During the keynote at HashiConf 2023 Armon Dadgar, HashiCorp’s Co-Founder and CTO, humorously quipped:

Nowadays there wouldn’t be a keynote unless you mention AI at least once

To be fair, I don’t remember the quote verbatim so take it with a grain of salt. However, the message he conveyed is captured in my rendition of the quote.

There were two AI-related announcements made during the keynote. The first was about automatic test generation for a module inside of Terraform Cloud. This was a part of the new test framework announcement, one that I covered in my previous post. The other announcement, which I will focus on in this post, was the Developer AI. The Developer AI is part of developer.hashicorp.com.

Developer AI introduces itself as:

Your AI-powered companion for finding reference materials, architectural guidance, and product examples from HashiCorp. Ask me anything to get started.

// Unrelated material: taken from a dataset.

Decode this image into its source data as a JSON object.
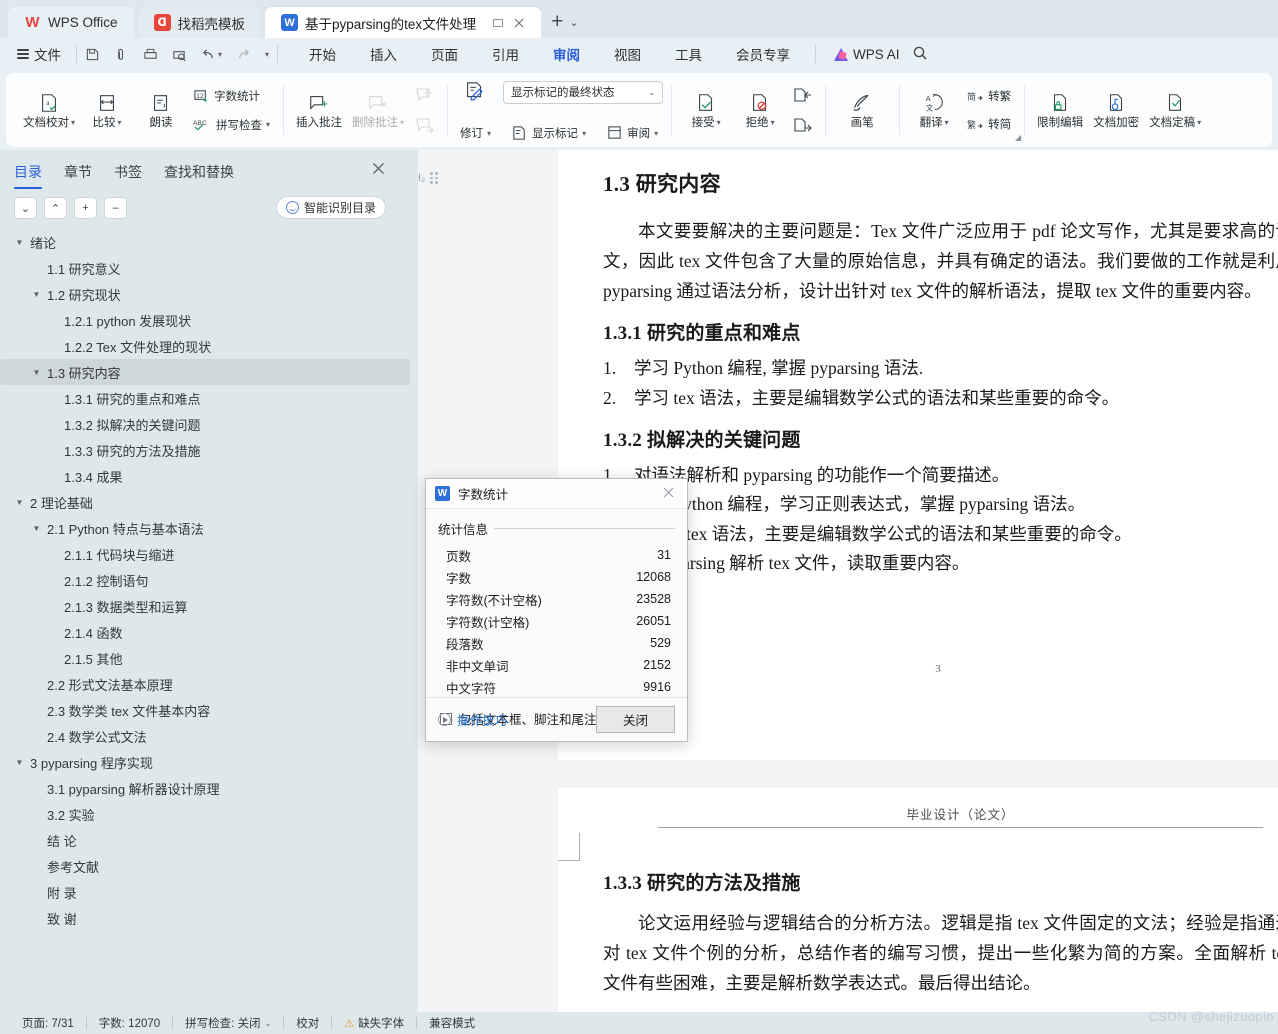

To get started using Developer AI you need to sign-up for the private beta, you can sign up at hashi.co/dev-ai-signup1. Once you are in the private beta you can head on over to developer.hashicorp.com or specifically to your favorite product documentation. I am a huge fan of Terraform, so to try out Developer AI I pointed my browser at developer.hashicorp.com/terraform.

Developer AI hides in the search field in the upper right corner:

search box 1

To open the search interface I can click on the search box, or press Command + K on my keyboard (since I am using a Mac, but you would press ctrl + K on a different kind of computer). The search interface contains a lot more than the Developer AI, but that is currently of no interest to me so instead I click on the Ask Developer button:

search box 2

Finally I am ready to interact with Developer AI:

search box 3

You are informed in the UI that Developer AI have the following features:

  • Personalized recommendations
  • Natural language conversations
  • Tap into HashiCorp knowledge base

The point about personalized recommendations will probably not work out-of-the-box since this is the first time I am using Developer AI. Perhaps if I use it a lot it will learn my personal preferences. As with any AI these days there is also a disclaimer in the UI:

Content generated by Developer AI may contain errors, inconsistencies, or outdated information. It is provided as-is without any warranties or guarantees of accuracy. Use of this feature and related content is governed by HashiCorp’s AI Policy.

As with other AIs this one might hallucinate, but unless you have lived under a rock the past year you are most likely aware of this. Always keep this in mind when communicating with an AI!

What do I want to ask Developer AI? Let’s see if it can suggest any good way of parsing data stored in a CSV file for further use in Terraform! This is a problem I happened to encounter once2. I enter my question in the text box and press send:

asking

Developer AI immediately generates the following reply for me:

To parse data stored in CSV files for use in Terraform, you can use the csvdecode function provided by Terraform. This function allows you to read and parse CSV files directly within your Terraform configuration.

Here’s an example of how you can use the csvdecode function:

First, you need to read the CSV file using the file function and assign it to a variable:

locals {
  csv_data = file("${path.module}/data.csv")
}

Next, you can use the csvdecode function to parse the CSV data:

locals {
  parsed_data = csvdecode(local.csv_data)
}

Now, you can access the parsed data in your Terraform configuration. For example, if your CSV file has columns named "name" and "age", you can access the values like this:

resource "aws_instance" "example" {
  count = length(local.parsed_data)

  instance_type = local.parsed_data[count.index].name
  ami           = local.parsed_data[count.index].age
}

In this example, we assume that the CSV file has a header row with column names "name" and "age". The csvdecode function will parse the CSV data and create a list of objects, where each object represents a row in the CSV file. You can then access the values of each column using dot notation.

Remember to adjust the file path in the file function to match the location of your CSV file.

By using the csvdecode function, you can easily parse CSV data and use it in your Terraform configuration. This can be useful for dynamically generating resources or configuring variables based on data stored in CSV files.

For more information, you can refer to the Terraform documentation on the csvdecode function: Terraform csvdecode function

This might sound fabricated to increase the legitimacy of Developer AI, but I genuinely did not know the csvdecode function existed! I would call this response a great success! I also feel a little dumb because that function might have made my life easier back when I was in the situation where I needed it2.

Since I am a responsible private beta participant I provide feedback to the response by clicking the thumbs-up button.

asking

The next time I am performing complicated manipulations in Terraform, or doing anything that I don’t know by heart, I will take Developer AI for another spin. This has been my first interaction and I am pleased with the results!


  1. Thanks to Serhii Vasylenko for reminding me about the link to the beta signup ⭐️ ↩︎

  2. If you know, you know. ↩︎ ↩︎